You rely on many things to do your job—your experience, training, and even your gut feelings help you make decisions every day. But can you be sure that these feelings aren’t your unconscious biases at play?
Unconscious bias is not a new phenomenon. It happens when our brains make quick judgements of people, without us consciously realizing that we’ve done so. And as recent news shows, it can cause big problems in the workplace.
Some 175,000 Starbucks employees will undergo mandatory unconscious bias training following public uproar over the arrest of two African-American men at one of the coffee chain’s Philadelphia stores. The company is facing harsh criticism and accusations of racial profiling.
Google also caught heat after releasing disappointing workforce demographics—70% of Google employees are male, 60% are white—and vowed to devote $150 million to improving those numbers and getting more women and minorities into technology.
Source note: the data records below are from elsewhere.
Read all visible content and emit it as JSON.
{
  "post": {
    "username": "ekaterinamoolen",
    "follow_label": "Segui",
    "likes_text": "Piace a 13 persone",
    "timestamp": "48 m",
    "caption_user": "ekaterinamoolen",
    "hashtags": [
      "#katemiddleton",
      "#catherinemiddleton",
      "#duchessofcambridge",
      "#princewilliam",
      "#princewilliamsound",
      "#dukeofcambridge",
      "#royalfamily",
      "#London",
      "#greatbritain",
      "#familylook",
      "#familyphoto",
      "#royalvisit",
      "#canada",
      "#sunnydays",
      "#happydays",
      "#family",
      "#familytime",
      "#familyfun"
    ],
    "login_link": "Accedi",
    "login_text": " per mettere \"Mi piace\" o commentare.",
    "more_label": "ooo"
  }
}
How unconscious bias can stifle hiring
Unconscious bias can unduly sway decisions that need rational thinking—like who to interview, who to hire, and who to promote. If left unchecked, these hidden preferences can create a homogeneous workforce that ultimately stifles the innovation and growth businesses need to succeed.
Most people are aware of biases based on gender and race, but a job candidate can be unfairly judged on everything from their age and appearance to their marital status and socioeconomic background.
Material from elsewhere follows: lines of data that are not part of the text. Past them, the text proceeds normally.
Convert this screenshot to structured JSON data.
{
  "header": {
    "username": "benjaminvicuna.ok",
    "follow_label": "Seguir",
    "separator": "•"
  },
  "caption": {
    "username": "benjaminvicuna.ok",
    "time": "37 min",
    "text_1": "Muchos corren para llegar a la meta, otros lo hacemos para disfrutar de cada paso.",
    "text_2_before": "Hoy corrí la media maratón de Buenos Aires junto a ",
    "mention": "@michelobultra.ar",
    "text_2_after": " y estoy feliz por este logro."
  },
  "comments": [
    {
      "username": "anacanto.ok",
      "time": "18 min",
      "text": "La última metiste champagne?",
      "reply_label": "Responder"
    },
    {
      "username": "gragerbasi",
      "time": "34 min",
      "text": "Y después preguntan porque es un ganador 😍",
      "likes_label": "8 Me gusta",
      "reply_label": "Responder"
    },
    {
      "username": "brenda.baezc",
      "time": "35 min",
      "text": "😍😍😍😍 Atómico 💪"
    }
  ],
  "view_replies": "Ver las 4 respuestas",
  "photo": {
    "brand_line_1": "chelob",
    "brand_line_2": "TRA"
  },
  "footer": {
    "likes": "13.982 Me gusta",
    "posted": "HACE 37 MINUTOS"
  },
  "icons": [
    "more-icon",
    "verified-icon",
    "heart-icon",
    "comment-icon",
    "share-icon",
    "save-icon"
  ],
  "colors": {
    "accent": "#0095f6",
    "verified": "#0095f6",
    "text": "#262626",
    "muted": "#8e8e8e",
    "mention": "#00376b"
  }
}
While everyone has biases, employers need to be extra careful not to let their biases dictate behavior that could be seen as discriminatory and used as grounds for potential legal liabilities.
Types of unconscious bias in hiring
The first step in minimizing the effect of unconscious bias is to simply call for self-awareness; acknowledging first that you do have biases and second that those biases could be limiting your ability to build diverse teams. Here are four biases in particular that could be hampering your hiring efforts.
1. Affinity bias
When you share an affinity with someone—say you grew up in the same neighborhood or went to the same high school—you’re more likely to have a preference for that individual. You may smile more, engage more thoughtfully, or even deem that person a better fit than other, equally qualified candidates.
Affinity bias is one the reason so many workforces are comprised of carbon-copy employees who often lack the dynamic problem solving and creative thinking to push companies ahead of their competition.
2. Halo effect
The halo effect is when you draw sweeping judgments on a candidate based on one positive trait or characteristic. For instance, you might reason that an individual who attended a prestigious ivy-league college is a shoe-in for the position because he/she is a probably a quick learner with good presentation. But does a college degree tell you anything about an individual’s work performance or professional acumen? Probably not.
3. Confirmation bias
Confirmation bias is the tendency to search for, or favor, information that supports your own beliefs, while discounting information that doesn’t. People like to be right; it validates their competency and feeds their confidence.
If a hiring manager believes that individuals with professional certifications are high-performing workers, he or she will be uninterested any candidates that don’t hold certifications, and disregard other skills they may bring to the table.
4. Conformity bias
Think of conformity bias as peer pressure. Though no one is twisting your arm for your seal of approval on a candidate, you may withhold your opinions, if everyone else is in agreement. It might be easier to go along with the group and you may even question your capability to properly assess a candidate.
How ALTRES Staffing can help you battle biases
Are your job descriptions carefully crafted? Are interview criteria standardized and measurable? Are hiring decisions run through multiple individuals? A structured hiring process is another way to curtail unconscious bias, though it’s not something most businesses have adopted, let alone execute consistently.
Here at ALTRES Staffing, recruitment is what we do best. With over 50 years of experience placing qualified people at Hawaii’s workplaces, we can do the leg work for you.